── INPUT RECORDS ──

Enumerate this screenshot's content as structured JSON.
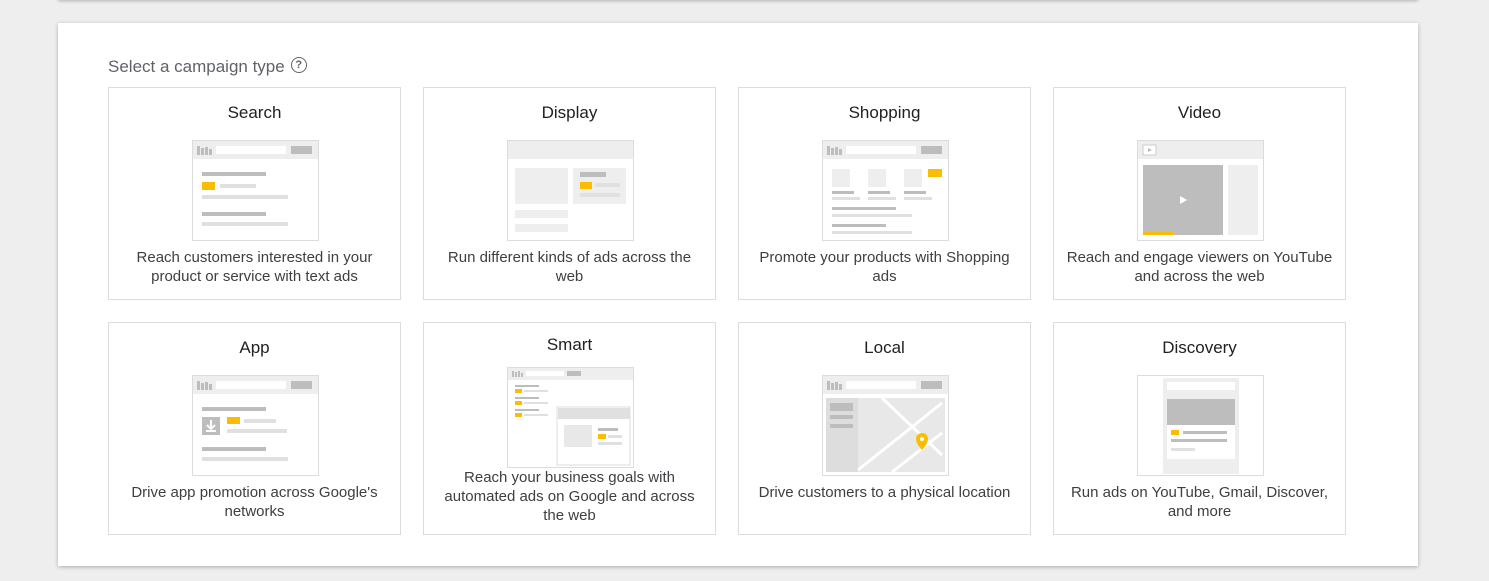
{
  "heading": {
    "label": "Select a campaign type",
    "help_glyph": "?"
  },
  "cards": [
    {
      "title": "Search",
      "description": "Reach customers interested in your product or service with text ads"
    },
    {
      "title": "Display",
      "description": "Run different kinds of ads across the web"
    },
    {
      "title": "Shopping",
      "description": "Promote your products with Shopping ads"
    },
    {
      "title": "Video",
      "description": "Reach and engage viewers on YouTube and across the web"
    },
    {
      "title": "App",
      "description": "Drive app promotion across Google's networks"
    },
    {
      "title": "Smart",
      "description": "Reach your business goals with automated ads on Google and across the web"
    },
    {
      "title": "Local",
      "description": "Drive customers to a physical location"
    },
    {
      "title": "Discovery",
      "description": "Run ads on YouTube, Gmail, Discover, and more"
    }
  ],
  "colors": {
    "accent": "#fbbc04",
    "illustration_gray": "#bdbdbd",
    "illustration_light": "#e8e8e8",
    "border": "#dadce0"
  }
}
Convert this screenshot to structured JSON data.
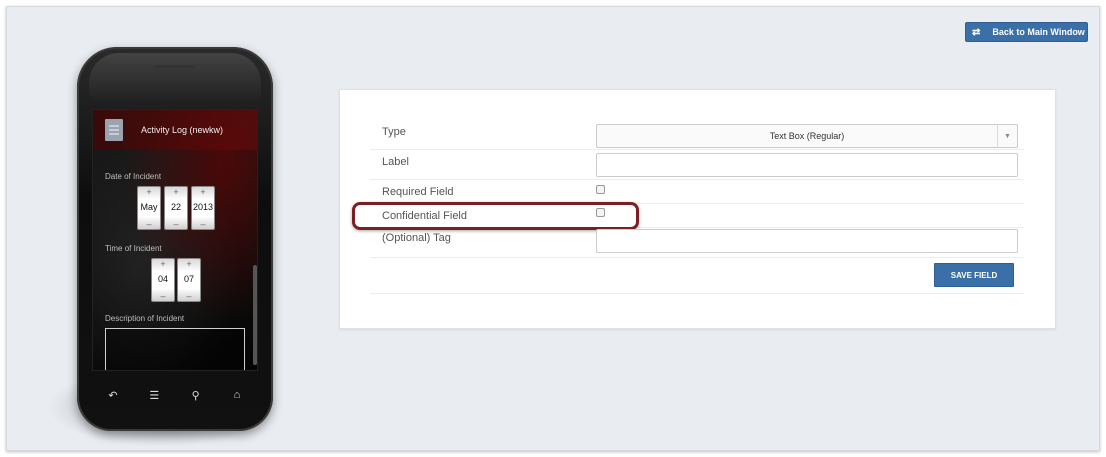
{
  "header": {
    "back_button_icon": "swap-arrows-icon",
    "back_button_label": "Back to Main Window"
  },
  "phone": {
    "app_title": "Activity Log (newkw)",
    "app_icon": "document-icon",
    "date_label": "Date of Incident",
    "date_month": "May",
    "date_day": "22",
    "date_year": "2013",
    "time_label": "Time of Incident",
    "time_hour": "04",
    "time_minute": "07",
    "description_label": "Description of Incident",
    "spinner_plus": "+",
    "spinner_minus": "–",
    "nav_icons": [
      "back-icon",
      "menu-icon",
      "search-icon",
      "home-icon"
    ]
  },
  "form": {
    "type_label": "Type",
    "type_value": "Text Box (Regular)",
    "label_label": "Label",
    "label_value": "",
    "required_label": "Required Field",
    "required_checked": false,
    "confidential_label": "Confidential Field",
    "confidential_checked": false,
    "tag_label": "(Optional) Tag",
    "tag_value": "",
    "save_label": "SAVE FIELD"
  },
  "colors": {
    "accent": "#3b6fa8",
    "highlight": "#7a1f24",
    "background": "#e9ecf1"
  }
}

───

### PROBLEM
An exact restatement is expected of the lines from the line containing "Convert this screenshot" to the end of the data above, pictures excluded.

### ANSWER TO THE PROBLEM
Convert this screenshot to structured JSON data.
{
  "header": {
    "back_button_icon": "swap-arrows-icon",
    "back_button_label": "Back to Main Window"
  },
  "phone": {
    "app_title": "Activity Log (newkw)",
    "app_icon": "document-icon",
    "date_label": "Date of Incident",
    "date_month": "May",
    "date_day": "22",
    "date_year": "2013",
    "time_label": "Time of Incident",
    "time_hour": "04",
    "time_minute": "07",
    "description_label": "Description of Incident",
    "spinner_plus": "+",
    "spinner_minus": "–",
    "nav_icons": [
      "back-icon",
      "menu-icon",
      "search-icon",
      "home-icon"
    ]
  },
  "form": {
    "type_label": "Type",
    "type_value": "Text Box (Regular)",
    "label_label": "Label",
    "label_value": "",
    "required_label": "Required Field",
    "required_checked": false,
    "confidential_label": "Confidential Field",
    "confidential_checked": false,
    "tag_label": "(Optional) Tag",
    "tag_value": "",
    "save_label": "SAVE FIELD"
  },
  "colors": {
    "accent": "#3b6fa8",
    "highlight": "#7a1f24",
    "background": "#e9ecf1"
  }
}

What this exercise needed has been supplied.